Bassnectar plays energetic set

Lorin Ashton, better known as Bassnectar, performs distinctive shows by mixing tracks on stage. (credit: Courtesy of MaryJanePoppins via Flickr) Lorin Ashton, better known as Bassnectar, performs distinctive shows by mixing tracks on stage. (credit: Courtesy of MaryJanePoppins via Flickr)

Over 2,000 people were gathered at Stage AE last Monday at around 9:30 p.m., anxiously awaiting the moment when the house lights would turn down and the dull music filling the silence would be cut off. Some of these people looked like they had just come from work, while others looked like they’d never worked a day in their life. Some were dressed head to toe in neon and glitter, while others wore nearly nothing at all.

An outsider looking in might ask, what could possibly bring together all these people, from seemingly all different sects of society? The answer: Bassnectar.

Lorin Ashton — also known as Bassnectar — is one of the biggest names in the American electronic dance music movement. Producing a signature brand of dubstep that samples everything from hip-hop to heavy metal, Ashton has been releasing music under the name Bassnectar since 2001. In addition, he has been touring consistently since 2005, and throughout his career he has gradually gained a reputation as one of the most skilled artists of the electronic genre in terms of live performance. Unlike many other electronic artists who employ a “push play” method of live performance that involves very little effort on their part, Ashton instead mixes tracks on the spot. This approach ensures that Bassnectar shows are both extremely energetic and very distinct from each other.

It’s not just his technical skill that makes the Bassnectar experience a memorable one, however. The sound system he employs is loud enough to make your entire body shake involuntarily, and the massive screen that towers behind him flashes incessantly with everything from abstract visuals to a series of clips from Disney’s Alice in Wonderland. A Bassnectar concert is a microcosm of what it’s like to live in the modern era: a constant and unrelenting sensory overload.
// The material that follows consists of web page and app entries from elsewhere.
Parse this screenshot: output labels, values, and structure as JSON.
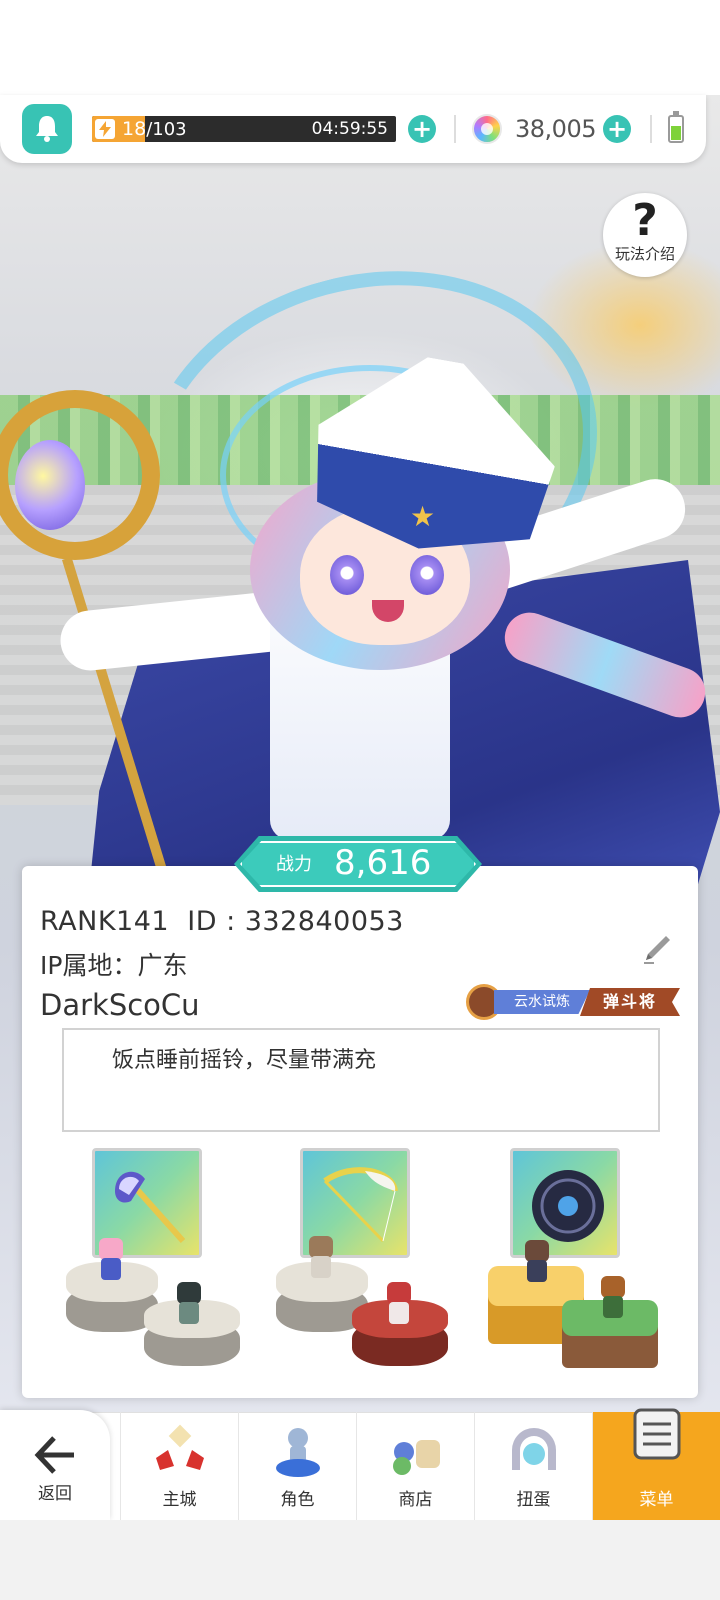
{
  "topbar": {
    "stamina_current": "18",
    "stamina_max": "/103",
    "stamina_fraction": 0.175,
    "timer": "04:59:55",
    "gems": "38,005",
    "plus": "+"
  },
  "help": {
    "label": "玩法介绍",
    "icon": "?"
  },
  "profile": {
    "power_label": "战力",
    "power_value": "8,616",
    "rank_line": "RANK141  ID : 332840053",
    "ip_line": "IP属地：广东",
    "name": "DarkScoCu",
    "title_left": "云水试炼",
    "title_right": "弹斗将",
    "bio": "饭点睡前摇铃，尽量带满充"
  },
  "team": [
    {
      "weapon": "axe-icon"
    },
    {
      "weapon": "bow-icon"
    },
    {
      "weapon": "orb-icon"
    }
  ],
  "nav": {
    "back": "返回",
    "items": [
      {
        "label": "主城",
        "icon": "castle-icon"
      },
      {
        "label": "角色",
        "icon": "character-icon"
      },
      {
        "label": "商店",
        "icon": "shop-icon"
      },
      {
        "label": "扭蛋",
        "icon": "gacha-icon"
      },
      {
        "label": "菜单",
        "icon": "menu-icon"
      }
    ]
  },
  "colors": {
    "teal": "#38c3b4",
    "stamina_orange": "#f5a534",
    "nav_active": "#f5a61e"
  }
}
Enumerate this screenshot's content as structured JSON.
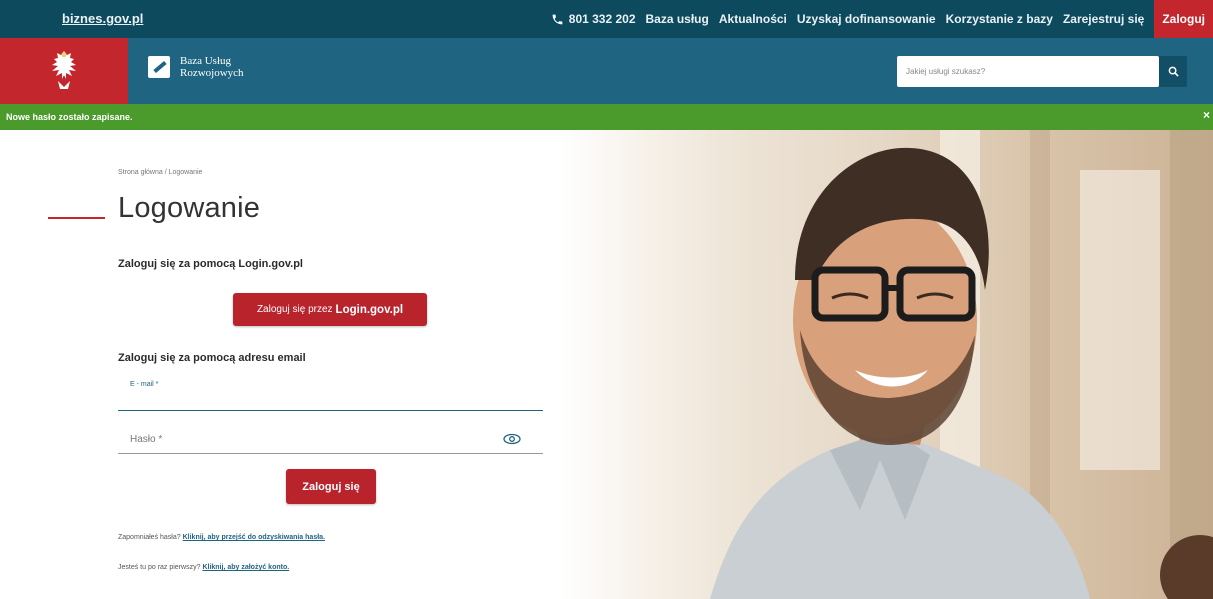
{
  "topbar": {
    "site_link": "biznes.gov.pl",
    "phone": "801 332 202",
    "nav": [
      "Baza usług",
      "Aktualności",
      "Uzyskaj dofinansowanie",
      "Korzystanie z bazy",
      "Zarejestruj się"
    ],
    "login": "Zaloguj"
  },
  "header": {
    "logo_line1": "Baza Usług",
    "logo_line2": "Rozwojowych",
    "search_placeholder": "Jakiej usługi szukasz?"
  },
  "banner": {
    "message": "Nowe hasło zostało zapisane.",
    "close": "×"
  },
  "breadcrumb": "Strona główna / Logowanie",
  "title": "Logowanie",
  "gov_section": {
    "label": "Zaloguj się za pomocą Login.gov.pl",
    "button_prefix": "Zaloguj się przez",
    "button_bold": "Login.gov.pl"
  },
  "email_section": {
    "label": "Zaloguj się za pomocą adresu email",
    "email_label": "E - mail *",
    "password_label": "Hasło *",
    "submit": "Zaloguj się"
  },
  "footer": {
    "forgot_prefix": "Zapomniałeś hasła?",
    "forgot_link": "Kliknij, aby przejść do odzyskiwania hasła.",
    "first_prefix": "Jesteś tu po raz pierwszy?",
    "first_link": "Kliknij, aby założyć konto."
  },
  "colors": {
    "topbar": "#0e4a5e",
    "header": "#1f6480",
    "accent_red": "#c4262e",
    "banner_green": "#4b9a2c"
  },
  "icons": [
    "phone-icon",
    "eagle-emblem-icon",
    "bur-logo-icon",
    "search-icon",
    "eye-icon",
    "close-icon"
  ]
}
While sticking primarily to his impressive wealth of original material, Ashton also gave some other artists’ tunes — such as Kid Cudi’s modern classic “Day ‘n’ Nite” and Azealia Banks’s hit “212” — the Bassnectar treatment. It was pretty disorienting to hear the voice of Bruno Mars singing “Locked Out Of Heaven” over the heavy womps and hard-hitting drums, but everyone’s allowed a few mistakes.

Any kind of human gathering this large and spirited is a pretty beautiful thing. Ages ranged from the teens to the 30s, but that was no matter: Everyone was simply there to dance away and enjoy the music, without worrying about tomorrow. Approximately 20 minutes into his over-two-hour set, the music suddenly cut out and Ashton started walking off the stage. The puzzled crowd began to shout, bringing the long-haired virtuoso back toward the microphone. “It’s Monday night; don’t you guys have work and s*** tomorrow?”

A sold-out Stage AE uniformly responded in the negative, and the assault on the senses resumed.